START SUPPLIED INFORMATION

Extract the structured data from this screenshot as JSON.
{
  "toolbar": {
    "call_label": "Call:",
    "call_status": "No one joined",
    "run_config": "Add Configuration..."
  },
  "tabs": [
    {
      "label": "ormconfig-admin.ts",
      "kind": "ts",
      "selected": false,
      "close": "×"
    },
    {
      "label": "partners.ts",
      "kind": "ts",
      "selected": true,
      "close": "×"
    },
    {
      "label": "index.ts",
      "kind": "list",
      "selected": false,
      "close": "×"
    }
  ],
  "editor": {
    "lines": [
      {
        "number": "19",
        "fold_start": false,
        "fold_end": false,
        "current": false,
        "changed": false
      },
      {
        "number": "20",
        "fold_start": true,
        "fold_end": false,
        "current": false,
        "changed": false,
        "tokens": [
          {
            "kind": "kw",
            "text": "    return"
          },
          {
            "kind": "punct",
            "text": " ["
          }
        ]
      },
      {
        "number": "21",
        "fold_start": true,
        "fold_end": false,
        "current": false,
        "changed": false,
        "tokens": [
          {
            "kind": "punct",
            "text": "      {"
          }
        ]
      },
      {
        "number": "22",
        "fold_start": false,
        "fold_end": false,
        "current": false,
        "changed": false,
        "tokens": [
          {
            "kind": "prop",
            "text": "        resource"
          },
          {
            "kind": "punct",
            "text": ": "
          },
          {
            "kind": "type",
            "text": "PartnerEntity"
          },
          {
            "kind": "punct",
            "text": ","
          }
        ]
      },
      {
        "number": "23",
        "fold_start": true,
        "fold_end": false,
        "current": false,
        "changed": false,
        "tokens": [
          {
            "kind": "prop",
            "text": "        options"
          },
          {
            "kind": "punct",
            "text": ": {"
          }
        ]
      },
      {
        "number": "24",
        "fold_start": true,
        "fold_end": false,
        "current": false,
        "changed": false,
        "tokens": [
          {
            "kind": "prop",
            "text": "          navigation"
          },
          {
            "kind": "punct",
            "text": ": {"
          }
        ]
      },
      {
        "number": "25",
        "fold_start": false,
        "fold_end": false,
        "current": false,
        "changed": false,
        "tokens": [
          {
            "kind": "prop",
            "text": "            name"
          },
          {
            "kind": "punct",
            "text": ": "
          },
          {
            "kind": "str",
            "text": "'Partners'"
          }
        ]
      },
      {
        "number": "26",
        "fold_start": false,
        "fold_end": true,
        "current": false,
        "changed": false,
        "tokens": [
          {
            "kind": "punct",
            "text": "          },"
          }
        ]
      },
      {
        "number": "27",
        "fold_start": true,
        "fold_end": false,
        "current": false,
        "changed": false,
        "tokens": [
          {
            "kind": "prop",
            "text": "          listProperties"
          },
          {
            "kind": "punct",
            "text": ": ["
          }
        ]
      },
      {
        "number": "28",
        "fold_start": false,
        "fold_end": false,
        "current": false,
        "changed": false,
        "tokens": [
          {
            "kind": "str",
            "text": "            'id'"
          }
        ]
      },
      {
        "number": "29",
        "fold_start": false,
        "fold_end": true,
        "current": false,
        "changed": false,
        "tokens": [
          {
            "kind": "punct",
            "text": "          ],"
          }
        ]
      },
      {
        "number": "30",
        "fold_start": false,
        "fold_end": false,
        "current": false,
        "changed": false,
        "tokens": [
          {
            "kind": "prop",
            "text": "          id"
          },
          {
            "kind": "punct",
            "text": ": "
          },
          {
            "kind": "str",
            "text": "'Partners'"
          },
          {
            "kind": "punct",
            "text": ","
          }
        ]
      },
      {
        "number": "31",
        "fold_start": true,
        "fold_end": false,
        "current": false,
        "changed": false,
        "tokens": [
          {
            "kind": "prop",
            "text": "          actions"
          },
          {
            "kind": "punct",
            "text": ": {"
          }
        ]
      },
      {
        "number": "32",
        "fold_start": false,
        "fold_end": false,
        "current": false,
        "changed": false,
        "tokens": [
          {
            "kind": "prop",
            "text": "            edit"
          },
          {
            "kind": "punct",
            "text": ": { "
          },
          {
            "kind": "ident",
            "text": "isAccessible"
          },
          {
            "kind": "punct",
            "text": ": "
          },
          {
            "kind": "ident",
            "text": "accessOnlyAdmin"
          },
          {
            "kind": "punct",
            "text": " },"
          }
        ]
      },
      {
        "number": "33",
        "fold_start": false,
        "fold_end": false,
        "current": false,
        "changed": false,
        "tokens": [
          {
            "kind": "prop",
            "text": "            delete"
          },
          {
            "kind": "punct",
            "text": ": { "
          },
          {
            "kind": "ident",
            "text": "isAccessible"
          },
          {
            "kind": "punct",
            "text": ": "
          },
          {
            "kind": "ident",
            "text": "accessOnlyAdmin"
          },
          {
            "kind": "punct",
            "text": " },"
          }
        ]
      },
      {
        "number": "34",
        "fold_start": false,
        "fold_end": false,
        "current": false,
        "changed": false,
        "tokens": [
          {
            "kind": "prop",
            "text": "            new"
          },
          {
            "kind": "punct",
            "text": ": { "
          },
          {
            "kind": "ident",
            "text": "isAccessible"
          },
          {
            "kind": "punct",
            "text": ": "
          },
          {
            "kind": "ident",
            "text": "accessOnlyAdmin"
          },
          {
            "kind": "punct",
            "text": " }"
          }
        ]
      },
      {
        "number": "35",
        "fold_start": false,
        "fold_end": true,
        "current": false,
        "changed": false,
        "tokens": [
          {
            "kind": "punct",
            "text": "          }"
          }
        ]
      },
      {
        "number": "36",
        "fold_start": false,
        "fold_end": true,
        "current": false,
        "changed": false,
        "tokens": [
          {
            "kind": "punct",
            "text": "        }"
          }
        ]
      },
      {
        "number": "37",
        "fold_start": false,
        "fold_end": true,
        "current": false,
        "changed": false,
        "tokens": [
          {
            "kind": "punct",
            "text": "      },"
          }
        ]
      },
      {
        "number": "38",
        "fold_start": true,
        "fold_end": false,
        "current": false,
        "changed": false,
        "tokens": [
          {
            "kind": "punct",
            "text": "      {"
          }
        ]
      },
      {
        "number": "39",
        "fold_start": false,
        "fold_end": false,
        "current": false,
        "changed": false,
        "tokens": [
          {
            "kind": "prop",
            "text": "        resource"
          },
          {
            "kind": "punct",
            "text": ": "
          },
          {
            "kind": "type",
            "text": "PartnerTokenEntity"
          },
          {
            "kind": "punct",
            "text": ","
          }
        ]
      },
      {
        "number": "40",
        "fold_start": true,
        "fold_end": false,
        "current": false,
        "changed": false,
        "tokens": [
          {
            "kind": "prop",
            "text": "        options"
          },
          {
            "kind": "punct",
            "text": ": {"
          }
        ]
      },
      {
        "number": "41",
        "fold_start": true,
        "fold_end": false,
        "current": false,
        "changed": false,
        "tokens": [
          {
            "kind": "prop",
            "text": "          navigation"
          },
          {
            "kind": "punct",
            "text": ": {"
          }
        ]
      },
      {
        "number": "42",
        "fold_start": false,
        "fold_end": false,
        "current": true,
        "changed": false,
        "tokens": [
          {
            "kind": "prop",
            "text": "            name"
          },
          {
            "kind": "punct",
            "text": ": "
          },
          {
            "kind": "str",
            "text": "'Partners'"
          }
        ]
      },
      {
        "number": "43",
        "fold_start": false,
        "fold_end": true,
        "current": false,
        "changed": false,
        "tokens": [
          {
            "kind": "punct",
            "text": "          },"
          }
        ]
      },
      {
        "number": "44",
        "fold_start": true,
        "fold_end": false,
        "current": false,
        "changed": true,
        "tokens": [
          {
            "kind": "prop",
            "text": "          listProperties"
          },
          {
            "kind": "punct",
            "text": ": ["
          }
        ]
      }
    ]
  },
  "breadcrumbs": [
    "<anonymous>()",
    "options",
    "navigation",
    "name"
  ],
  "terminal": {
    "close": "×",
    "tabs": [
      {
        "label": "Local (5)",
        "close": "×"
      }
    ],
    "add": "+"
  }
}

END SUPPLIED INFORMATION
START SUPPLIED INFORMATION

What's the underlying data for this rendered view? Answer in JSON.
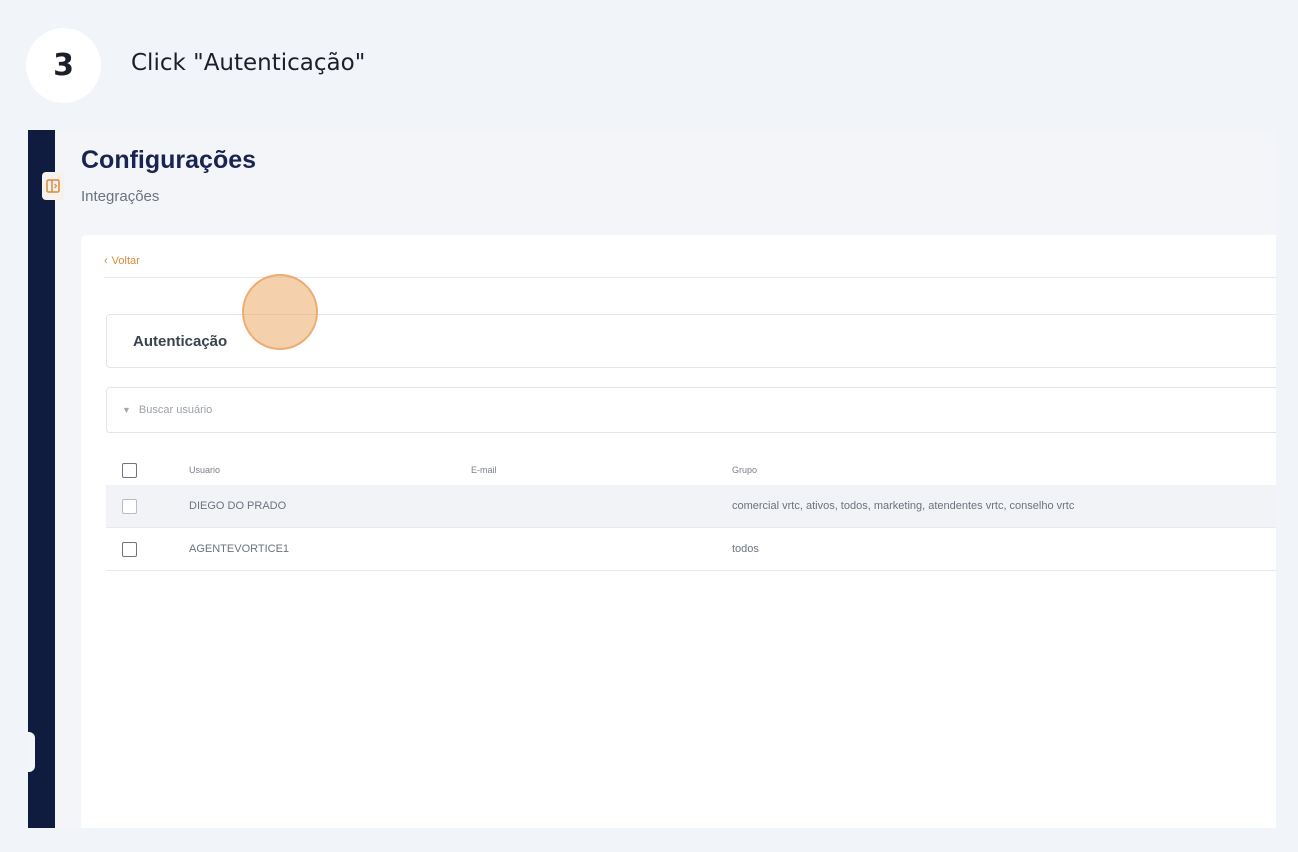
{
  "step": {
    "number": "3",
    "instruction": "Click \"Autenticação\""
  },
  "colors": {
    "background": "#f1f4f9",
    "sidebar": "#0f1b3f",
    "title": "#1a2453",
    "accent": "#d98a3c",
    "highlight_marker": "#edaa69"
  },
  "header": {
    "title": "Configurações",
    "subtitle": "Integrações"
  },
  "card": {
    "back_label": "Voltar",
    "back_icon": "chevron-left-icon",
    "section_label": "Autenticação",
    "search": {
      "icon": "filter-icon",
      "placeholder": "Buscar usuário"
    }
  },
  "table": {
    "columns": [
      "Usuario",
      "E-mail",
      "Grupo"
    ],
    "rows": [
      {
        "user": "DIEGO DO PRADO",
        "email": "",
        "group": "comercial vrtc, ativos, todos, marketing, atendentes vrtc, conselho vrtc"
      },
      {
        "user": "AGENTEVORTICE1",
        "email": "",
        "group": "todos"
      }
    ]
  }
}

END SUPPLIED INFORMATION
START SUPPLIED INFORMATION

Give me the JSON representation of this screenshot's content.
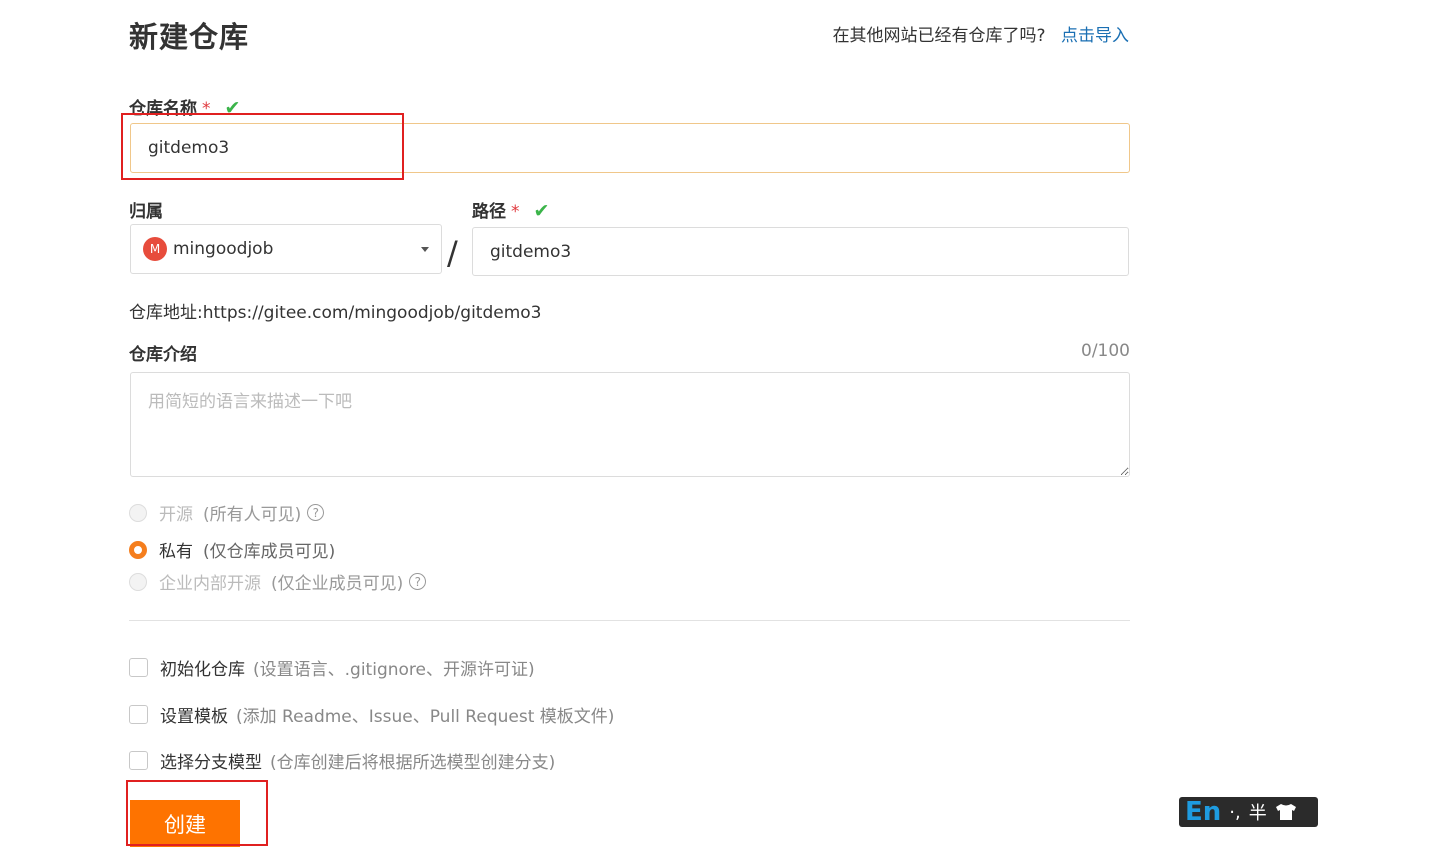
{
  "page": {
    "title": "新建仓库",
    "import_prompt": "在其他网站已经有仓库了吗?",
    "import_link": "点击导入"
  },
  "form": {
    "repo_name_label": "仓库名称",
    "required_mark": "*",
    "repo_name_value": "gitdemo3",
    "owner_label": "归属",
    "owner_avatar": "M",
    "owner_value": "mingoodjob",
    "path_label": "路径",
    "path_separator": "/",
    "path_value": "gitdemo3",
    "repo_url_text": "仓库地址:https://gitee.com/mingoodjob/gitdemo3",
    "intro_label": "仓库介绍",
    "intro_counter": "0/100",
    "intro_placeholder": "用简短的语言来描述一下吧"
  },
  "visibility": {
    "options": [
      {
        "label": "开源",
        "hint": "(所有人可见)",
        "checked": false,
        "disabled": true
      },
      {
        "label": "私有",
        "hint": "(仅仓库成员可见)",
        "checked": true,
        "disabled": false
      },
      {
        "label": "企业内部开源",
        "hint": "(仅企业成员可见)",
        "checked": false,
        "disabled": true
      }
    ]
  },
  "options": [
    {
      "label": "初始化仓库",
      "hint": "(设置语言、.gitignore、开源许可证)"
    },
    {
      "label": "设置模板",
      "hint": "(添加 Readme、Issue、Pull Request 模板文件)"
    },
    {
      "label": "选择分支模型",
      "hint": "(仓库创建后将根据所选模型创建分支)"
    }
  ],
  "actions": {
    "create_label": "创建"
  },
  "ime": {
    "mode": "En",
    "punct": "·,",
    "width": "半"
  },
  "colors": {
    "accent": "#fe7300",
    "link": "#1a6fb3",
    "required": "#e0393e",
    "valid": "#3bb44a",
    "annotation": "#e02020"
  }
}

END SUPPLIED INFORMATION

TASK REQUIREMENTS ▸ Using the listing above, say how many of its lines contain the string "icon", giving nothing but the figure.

EXERCISE RESULT ▸ 2